In the records below, which lines include "this"? Copy them.

#### SUPPLIED MATERIAL ####

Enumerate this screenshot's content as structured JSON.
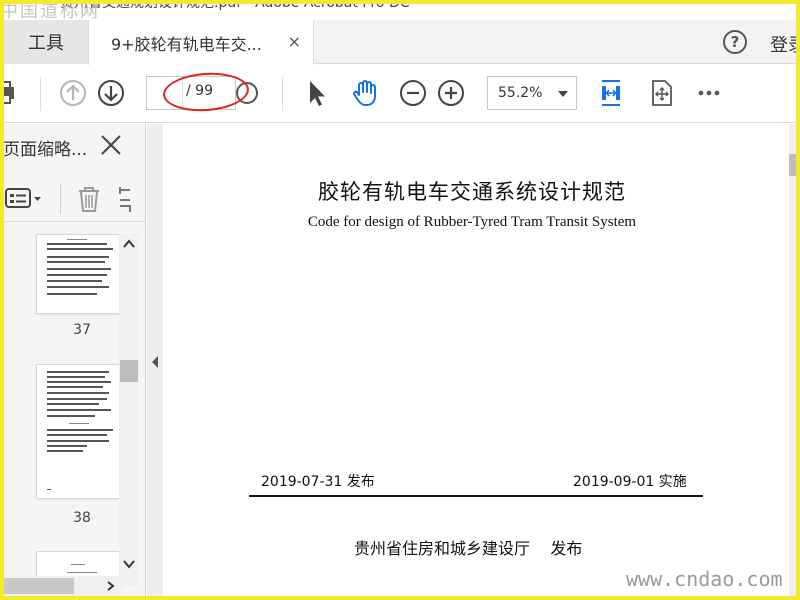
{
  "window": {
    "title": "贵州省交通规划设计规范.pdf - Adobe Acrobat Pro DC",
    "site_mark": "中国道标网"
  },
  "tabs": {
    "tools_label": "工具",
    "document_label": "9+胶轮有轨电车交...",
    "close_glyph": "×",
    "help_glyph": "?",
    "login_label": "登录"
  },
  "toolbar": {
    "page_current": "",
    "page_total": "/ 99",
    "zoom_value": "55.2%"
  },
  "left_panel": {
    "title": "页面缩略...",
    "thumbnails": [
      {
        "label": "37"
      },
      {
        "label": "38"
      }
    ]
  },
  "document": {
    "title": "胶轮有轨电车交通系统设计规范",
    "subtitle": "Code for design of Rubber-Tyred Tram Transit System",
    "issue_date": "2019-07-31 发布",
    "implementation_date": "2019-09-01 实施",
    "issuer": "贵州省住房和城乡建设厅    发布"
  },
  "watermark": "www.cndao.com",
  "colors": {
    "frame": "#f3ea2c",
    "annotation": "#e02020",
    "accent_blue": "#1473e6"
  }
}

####
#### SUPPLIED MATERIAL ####

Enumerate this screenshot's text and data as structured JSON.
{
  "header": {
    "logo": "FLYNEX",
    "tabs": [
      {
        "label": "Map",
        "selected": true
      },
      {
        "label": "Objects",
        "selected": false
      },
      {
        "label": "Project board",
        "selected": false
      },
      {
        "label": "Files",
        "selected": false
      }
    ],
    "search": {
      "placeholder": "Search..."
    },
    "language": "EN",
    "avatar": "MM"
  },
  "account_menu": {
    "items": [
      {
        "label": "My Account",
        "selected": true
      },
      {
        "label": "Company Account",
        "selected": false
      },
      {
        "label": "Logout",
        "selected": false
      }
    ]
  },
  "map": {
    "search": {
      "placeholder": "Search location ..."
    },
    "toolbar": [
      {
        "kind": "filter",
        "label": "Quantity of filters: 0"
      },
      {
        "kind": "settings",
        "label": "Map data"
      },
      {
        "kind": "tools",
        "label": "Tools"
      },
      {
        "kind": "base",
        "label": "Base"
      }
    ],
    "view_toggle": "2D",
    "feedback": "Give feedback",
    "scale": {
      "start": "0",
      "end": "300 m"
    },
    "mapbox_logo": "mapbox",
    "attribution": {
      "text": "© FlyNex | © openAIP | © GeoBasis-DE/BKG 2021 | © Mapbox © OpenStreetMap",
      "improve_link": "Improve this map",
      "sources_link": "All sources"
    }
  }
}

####

## COMPLETED EXERCISE
Enumerate this screenshot's content as structured JSON.
Enumerate this screenshot's text and data as structured JSON.
      "improve_link": "Improve this map",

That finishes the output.